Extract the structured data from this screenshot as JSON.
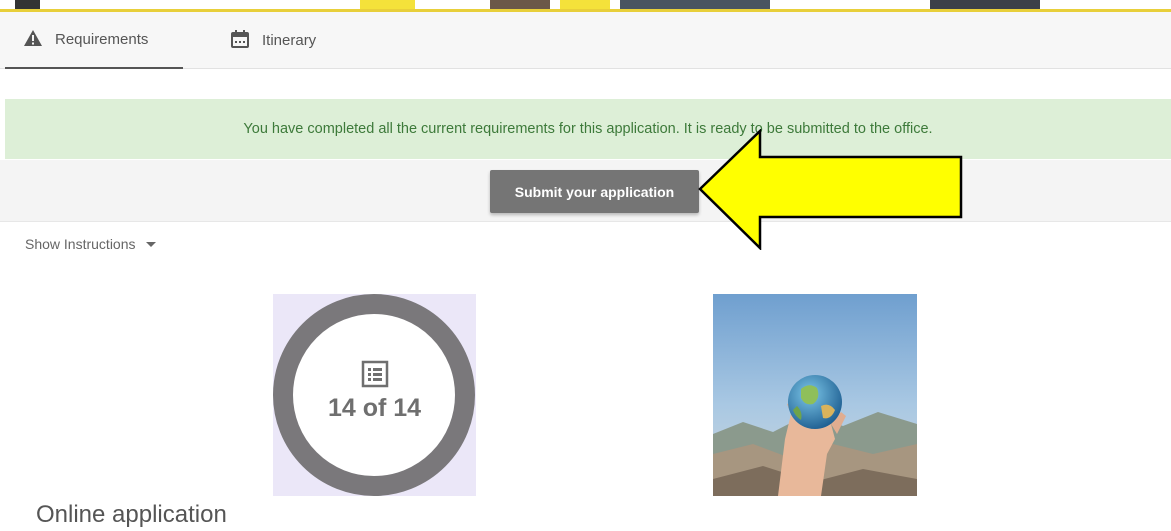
{
  "tabs": [
    {
      "label": "Requirements",
      "icon": "warning-icon",
      "active": true
    },
    {
      "label": "Itinerary",
      "icon": "calendar-icon",
      "active": false
    }
  ],
  "alert": {
    "message": "You have completed all the current requirements for this application. It is ready to be submitted to the office."
  },
  "actions": {
    "submit_label": "Submit your application"
  },
  "instructions": {
    "toggle_label": "Show Instructions"
  },
  "progress_card": {
    "label": "14 of 14",
    "completed": 14,
    "total": 14,
    "icon": "list-icon"
  },
  "image_card": {
    "icon": "globe-in-hand-photo"
  },
  "section": {
    "title": "Online application"
  },
  "colors": {
    "accent_yellow": "#ffff00",
    "alert_bg": "#ddefd7",
    "alert_text": "#3d7a3a",
    "button_bg": "#757575",
    "ring": "#7a787b"
  }
}
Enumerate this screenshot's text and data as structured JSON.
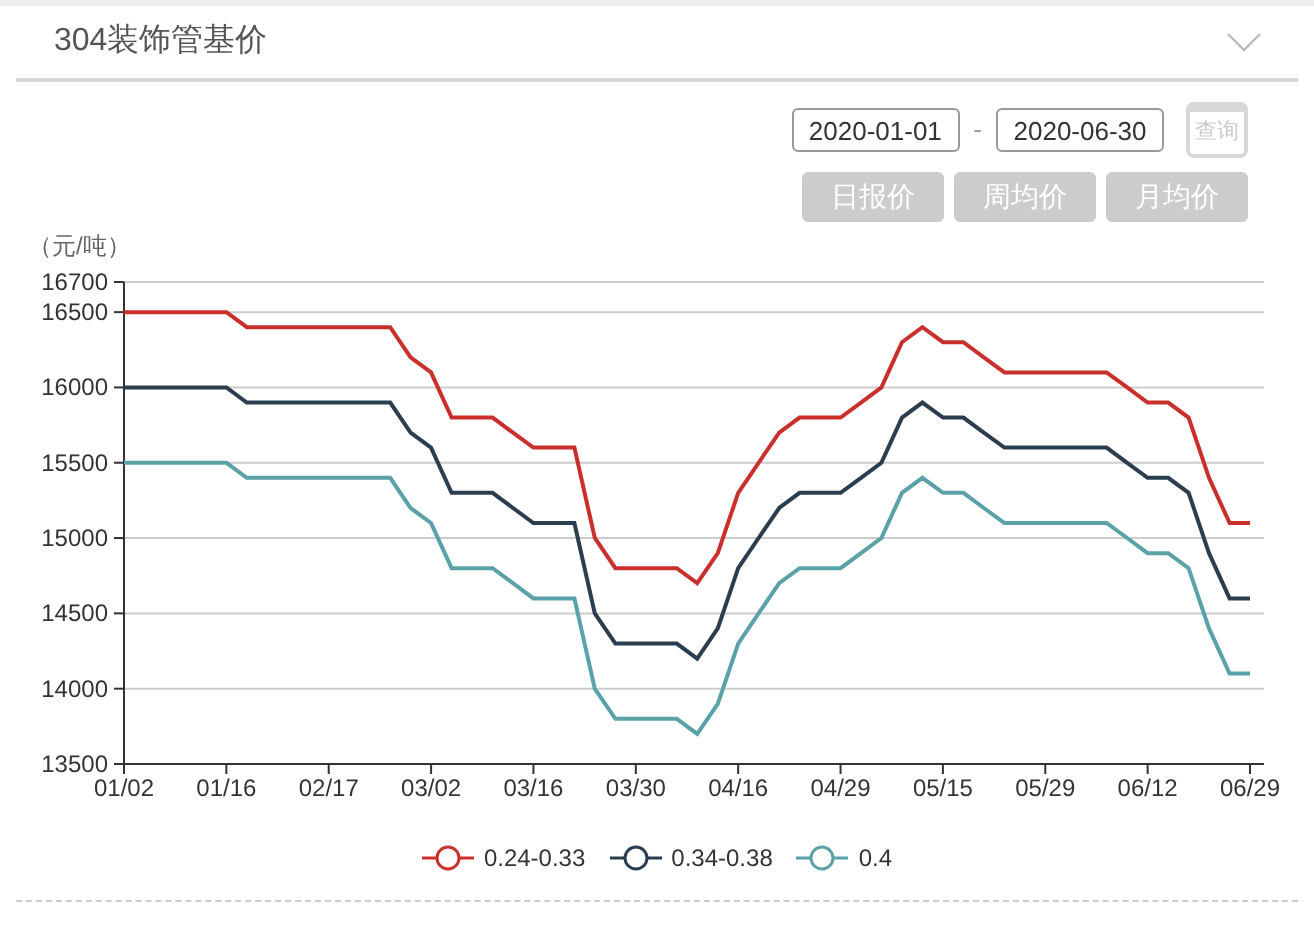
{
  "header": {
    "title": "304装饰管基价"
  },
  "date_range": {
    "start": "2020-01-01",
    "separator": "-",
    "end": "2020-06-30",
    "query_label": "查询"
  },
  "price_buttons": [
    {
      "label": "日报价"
    },
    {
      "label": "周均价"
    },
    {
      "label": "月均价"
    }
  ],
  "chart": {
    "unit": "（元/吨）",
    "chart_data": {
      "type": "line",
      "categories": [
        "01/02",
        null,
        null,
        null,
        null,
        "01/16",
        null,
        null,
        null,
        null,
        "02/17",
        null,
        null,
        null,
        null,
        "03/02",
        null,
        null,
        null,
        null,
        "03/16",
        null,
        null,
        null,
        null,
        "03/30",
        null,
        null,
        null,
        null,
        "04/16",
        null,
        null,
        null,
        null,
        "04/29",
        null,
        null,
        null,
        null,
        "05/15",
        null,
        null,
        null,
        null,
        "05/29",
        null,
        null,
        null,
        null,
        "06/12",
        null,
        null,
        null,
        null,
        "06/29"
      ],
      "ylim": [
        13500,
        16700
      ],
      "grid": true,
      "yticks": [
        13500,
        14000,
        14500,
        15000,
        15500,
        16000,
        16500,
        16700
      ],
      "series": [
        {
          "name": "0.24-0.33",
          "color": "#c9302c",
          "values": [
            16500,
            16500,
            16500,
            16500,
            16500,
            16500,
            16400,
            16400,
            16400,
            16400,
            16400,
            16400,
            16400,
            16400,
            16200,
            16100,
            15800,
            15800,
            15800,
            15700,
            15600,
            15600,
            15600,
            15000,
            14800,
            14800,
            14800,
            14800,
            14700,
            14900,
            15300,
            15500,
            15700,
            15800,
            15800,
            15800,
            15900,
            16000,
            16300,
            16400,
            16300,
            16300,
            16200,
            16100,
            16100,
            16100,
            16100,
            16100,
            16100,
            16000,
            15900,
            15900,
            15800,
            15400,
            15100,
            15100
          ]
        },
        {
          "name": "0.34-0.38",
          "color": "#2b3e50",
          "values": [
            16000,
            16000,
            16000,
            16000,
            16000,
            16000,
            15900,
            15900,
            15900,
            15900,
            15900,
            15900,
            15900,
            15900,
            15700,
            15600,
            15300,
            15300,
            15300,
            15200,
            15100,
            15100,
            15100,
            14500,
            14300,
            14300,
            14300,
            14300,
            14200,
            14400,
            14800,
            15000,
            15200,
            15300,
            15300,
            15300,
            15400,
            15500,
            15800,
            15900,
            15800,
            15800,
            15700,
            15600,
            15600,
            15600,
            15600,
            15600,
            15600,
            15500,
            15400,
            15400,
            15300,
            14900,
            14600,
            14600
          ]
        },
        {
          "name": "0.4",
          "color": "#5ba1a8",
          "values": [
            15500,
            15500,
            15500,
            15500,
            15500,
            15500,
            15400,
            15400,
            15400,
            15400,
            15400,
            15400,
            15400,
            15400,
            15200,
            15100,
            14800,
            14800,
            14800,
            14700,
            14600,
            14600,
            14600,
            14000,
            13800,
            13800,
            13800,
            13800,
            13700,
            13900,
            14300,
            14500,
            14700,
            14800,
            14800,
            14800,
            14900,
            15000,
            15300,
            15400,
            15300,
            15300,
            15200,
            15100,
            15100,
            15100,
            15100,
            15100,
            15100,
            15000,
            14900,
            14900,
            14800,
            14400,
            14100,
            14100
          ]
        }
      ]
    }
  }
}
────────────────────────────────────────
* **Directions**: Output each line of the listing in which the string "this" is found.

* **Solution to the problem**:
Extract the structured data from this screenshot as JSON.
    "message": "You have completed all the current requirements for this application. It is ready to be submitted to the office."
Enumerate this screenshot's text and data as structured JSON.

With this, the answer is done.